“Fantastic discussion on UBI – coming out of COVID -19 the opportunities in making our systems better are made clearer by the day. Thanks to the organisers” @urbantudesign
Compassionate communities action learning: reimagining place, partnerships and the power of compassionate citizens
ALLIANCE Associate Director Mandy Andrew chaired this event which outlined the community development and leadership theories behind our innovative programme and shared the experience of participating communities from across Scotland. The attendees were introduced to the Compassionate Inverclyde project who co-produced a Compassionate Communities Active Learning Programme. Attendees were asked to reflect on recent experiences of compassion in their communities. Partnership working, empowerment, authenticity and courage were the key themes. The session was then brought to a close with a short exercise of kindness and compassion.
“Compassionate Inverclyde is not another service or about health professionals – it is about people in the community working away to make a difference to someone else’s life.”
Day two closed with an evening webinar ‘Reimagining the future of health and care with a WMTY conversation’
In partnership with colleagues across the globe including Norway, England, North America, Scotland and Portugal, this event offered great insight into applying the ‘what matters to you’ approach and achieving person-centred outcomes across health, social care and the voluntary sector. Storytelling is powerful and right at the heart of what we need to do to reform health and social care in the 21st century. To those passionate about change-making and facing barriers, remember that “leadership is not about hierarchies” and “this change is not going to happen overnight but it will happen.”

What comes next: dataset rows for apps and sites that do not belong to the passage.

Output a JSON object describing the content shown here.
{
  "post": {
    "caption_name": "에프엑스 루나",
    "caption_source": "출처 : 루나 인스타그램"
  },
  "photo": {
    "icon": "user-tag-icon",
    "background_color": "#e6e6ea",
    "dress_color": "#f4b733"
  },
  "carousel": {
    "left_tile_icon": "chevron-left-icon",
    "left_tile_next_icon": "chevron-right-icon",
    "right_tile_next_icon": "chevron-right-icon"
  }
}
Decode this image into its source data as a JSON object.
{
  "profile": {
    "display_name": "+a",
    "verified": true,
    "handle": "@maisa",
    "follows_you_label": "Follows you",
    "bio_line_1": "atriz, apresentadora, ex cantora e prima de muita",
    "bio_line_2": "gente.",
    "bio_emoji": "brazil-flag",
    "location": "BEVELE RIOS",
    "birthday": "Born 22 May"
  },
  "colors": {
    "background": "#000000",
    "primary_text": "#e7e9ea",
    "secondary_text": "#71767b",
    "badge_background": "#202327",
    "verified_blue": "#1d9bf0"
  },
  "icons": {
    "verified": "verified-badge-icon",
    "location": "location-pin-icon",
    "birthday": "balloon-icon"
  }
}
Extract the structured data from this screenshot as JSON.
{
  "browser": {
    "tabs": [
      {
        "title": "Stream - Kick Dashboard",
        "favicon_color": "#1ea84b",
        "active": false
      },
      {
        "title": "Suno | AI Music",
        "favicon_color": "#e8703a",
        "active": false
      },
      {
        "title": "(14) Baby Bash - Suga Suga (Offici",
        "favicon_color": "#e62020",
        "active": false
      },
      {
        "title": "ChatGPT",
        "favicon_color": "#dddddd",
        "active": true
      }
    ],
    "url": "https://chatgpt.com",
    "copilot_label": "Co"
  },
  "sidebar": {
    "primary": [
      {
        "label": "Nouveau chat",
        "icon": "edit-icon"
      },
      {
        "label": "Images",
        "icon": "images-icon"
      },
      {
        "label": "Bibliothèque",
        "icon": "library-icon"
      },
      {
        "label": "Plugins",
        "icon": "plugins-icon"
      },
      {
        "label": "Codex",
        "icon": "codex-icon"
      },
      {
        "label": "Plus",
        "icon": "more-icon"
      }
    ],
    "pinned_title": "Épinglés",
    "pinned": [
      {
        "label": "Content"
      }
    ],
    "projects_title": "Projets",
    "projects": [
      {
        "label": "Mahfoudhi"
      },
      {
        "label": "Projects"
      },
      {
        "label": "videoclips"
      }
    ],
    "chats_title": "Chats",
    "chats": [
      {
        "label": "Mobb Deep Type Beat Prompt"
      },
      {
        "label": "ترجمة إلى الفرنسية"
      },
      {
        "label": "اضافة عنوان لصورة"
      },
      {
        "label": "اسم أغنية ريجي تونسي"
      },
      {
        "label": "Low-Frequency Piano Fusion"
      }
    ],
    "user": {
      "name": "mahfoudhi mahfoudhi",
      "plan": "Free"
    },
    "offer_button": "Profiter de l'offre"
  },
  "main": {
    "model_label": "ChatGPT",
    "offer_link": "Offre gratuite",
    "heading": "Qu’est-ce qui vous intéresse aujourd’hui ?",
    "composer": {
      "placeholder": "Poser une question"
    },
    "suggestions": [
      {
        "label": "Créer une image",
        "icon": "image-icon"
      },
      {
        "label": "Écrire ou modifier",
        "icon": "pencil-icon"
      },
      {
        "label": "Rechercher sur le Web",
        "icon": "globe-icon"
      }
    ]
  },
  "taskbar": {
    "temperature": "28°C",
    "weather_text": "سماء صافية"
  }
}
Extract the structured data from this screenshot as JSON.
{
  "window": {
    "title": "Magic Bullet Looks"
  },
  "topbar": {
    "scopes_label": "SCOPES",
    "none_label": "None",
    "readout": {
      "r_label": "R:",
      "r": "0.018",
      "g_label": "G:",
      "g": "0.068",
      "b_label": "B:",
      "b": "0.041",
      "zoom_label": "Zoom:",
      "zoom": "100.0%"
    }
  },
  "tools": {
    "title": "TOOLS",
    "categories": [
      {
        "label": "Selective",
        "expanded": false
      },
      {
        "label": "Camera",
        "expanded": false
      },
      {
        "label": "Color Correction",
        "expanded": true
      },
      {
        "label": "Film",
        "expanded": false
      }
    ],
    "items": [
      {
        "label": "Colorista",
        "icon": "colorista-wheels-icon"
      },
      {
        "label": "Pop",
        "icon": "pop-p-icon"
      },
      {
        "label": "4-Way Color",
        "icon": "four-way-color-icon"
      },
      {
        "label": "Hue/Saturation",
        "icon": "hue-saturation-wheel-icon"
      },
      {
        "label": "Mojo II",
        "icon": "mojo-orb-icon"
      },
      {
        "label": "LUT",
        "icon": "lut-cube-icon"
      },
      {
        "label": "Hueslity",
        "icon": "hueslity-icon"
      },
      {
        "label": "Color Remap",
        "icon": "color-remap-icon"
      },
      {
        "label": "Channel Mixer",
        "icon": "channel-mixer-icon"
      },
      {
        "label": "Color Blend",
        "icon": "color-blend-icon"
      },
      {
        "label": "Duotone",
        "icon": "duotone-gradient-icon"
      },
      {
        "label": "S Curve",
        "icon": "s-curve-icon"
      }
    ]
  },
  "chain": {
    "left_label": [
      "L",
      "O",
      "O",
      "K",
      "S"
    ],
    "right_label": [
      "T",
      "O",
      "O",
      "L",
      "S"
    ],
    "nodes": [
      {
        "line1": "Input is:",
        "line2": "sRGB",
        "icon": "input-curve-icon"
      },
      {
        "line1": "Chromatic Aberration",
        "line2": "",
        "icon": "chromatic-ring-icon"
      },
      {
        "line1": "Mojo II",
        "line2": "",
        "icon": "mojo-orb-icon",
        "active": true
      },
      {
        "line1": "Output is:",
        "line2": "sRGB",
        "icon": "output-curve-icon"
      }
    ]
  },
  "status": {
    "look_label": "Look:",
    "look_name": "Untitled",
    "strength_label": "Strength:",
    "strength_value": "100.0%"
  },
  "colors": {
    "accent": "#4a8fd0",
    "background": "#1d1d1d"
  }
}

“Lots to take away from this excellent session tonight” @Susan23Duffy
The tweet of the day
“Great to be part of this fantastic event – lots of fab discussion around compassionate communities. Lots of opportunities, some challenges, but mostly lots of kindness and compassion! Thanks @#
Feedback from day two
“Learned a lot from other people’s project experience in delivering a compassionate service. If there is a will there is way. To keep doing what we are doing, looking after oneself and taking care and not to have burn out and fatigue. Ask for help when needed and don’t have to do things alone – Partnership working.”